▶ **PROBLEM DETAILS**: Reproduce the listing in full. Omit the pictures.

*** Opening AVAILABLE RECORDS ***

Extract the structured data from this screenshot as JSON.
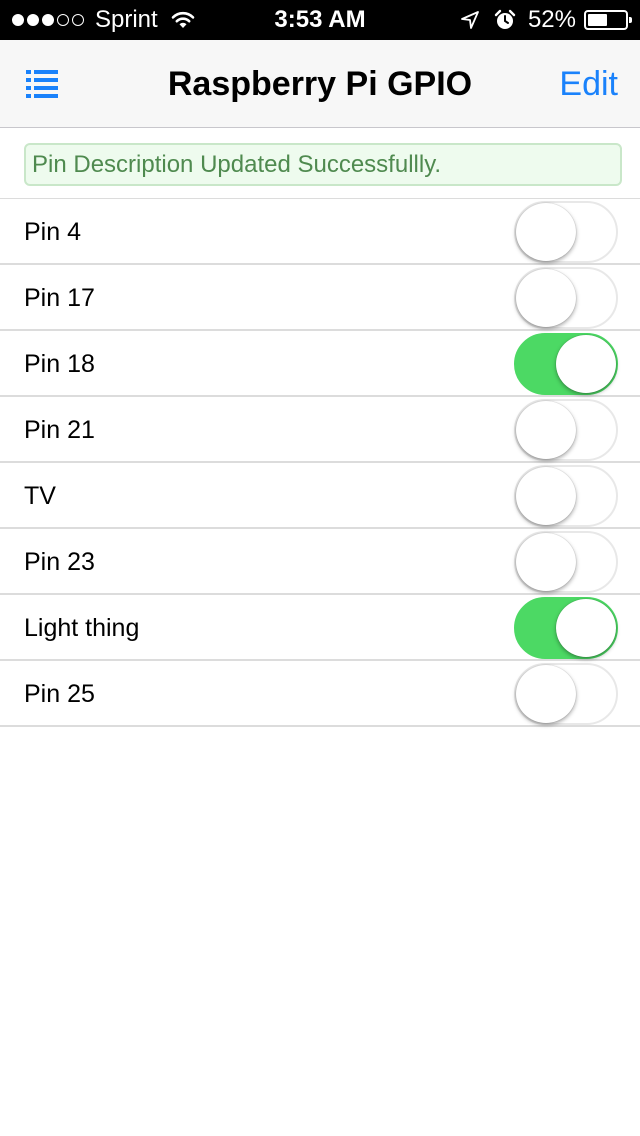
{
  "status_bar": {
    "signal_bars": [
      true,
      true,
      true,
      false,
      false
    ],
    "carrier": "Sprint",
    "time": "3:53 AM",
    "battery_percent_label": "52%",
    "battery_level": 0.52,
    "icons": [
      "signal-dots-icon",
      "wifi-icon",
      "location-arrow-icon",
      "alarm-clock-icon",
      "battery-icon"
    ]
  },
  "nav": {
    "menu_icon": "list-menu-icon",
    "title": "Raspberry Pi GPIO",
    "edit_label": "Edit"
  },
  "alert": {
    "message": "Pin Description Updated Successfullly."
  },
  "pins": [
    {
      "label": "Pin 4",
      "on": false
    },
    {
      "label": "Pin 17",
      "on": false
    },
    {
      "label": "Pin 18",
      "on": true
    },
    {
      "label": "Pin 21",
      "on": false
    },
    {
      "label": "TV",
      "on": false
    },
    {
      "label": "Pin 23",
      "on": false
    },
    {
      "label": "Light thing",
      "on": true
    },
    {
      "label": "Pin 25",
      "on": false
    }
  ],
  "colors": {
    "accent": "#1a82fb",
    "toggle_on": "#4cd964",
    "alert_text": "#4f8a4f",
    "alert_bg": "#eefbee",
    "alert_border": "#c9e7c9"
  }
}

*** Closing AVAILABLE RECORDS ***

▶ **EXERCISE OUTPUT**:
Extract the structured data from this screenshot as JSON.
{
  "status_bar": {
    "signal_bars": [
      true,
      true,
      true,
      false,
      false
    ],
    "carrier": "Sprint",
    "time": "3:53 AM",
    "battery_percent_label": "52%",
    "battery_level": 0.52,
    "icons": [
      "signal-dots-icon",
      "wifi-icon",
      "location-arrow-icon",
      "alarm-clock-icon",
      "battery-icon"
    ]
  },
  "nav": {
    "menu_icon": "list-menu-icon",
    "title": "Raspberry Pi GPIO",
    "edit_label": "Edit"
  },
  "alert": {
    "message": "Pin Description Updated Successfullly."
  },
  "pins": [
    {
      "label": "Pin 4",
      "on": false
    },
    {
      "label": "Pin 17",
      "on": false
    },
    {
      "label": "Pin 18",
      "on": true
    },
    {
      "label": "Pin 21",
      "on": false
    },
    {
      "label": "TV",
      "on": false
    },
    {
      "label": "Pin 23",
      "on": false
    },
    {
      "label": "Light thing",
      "on": true
    },
    {
      "label": "Pin 25",
      "on": false
    }
  ],
  "colors": {
    "accent": "#1a82fb",
    "toggle_on": "#4cd964",
    "alert_text": "#4f8a4f",
    "alert_bg": "#eefbee",
    "alert_border": "#c9e7c9"
  }
}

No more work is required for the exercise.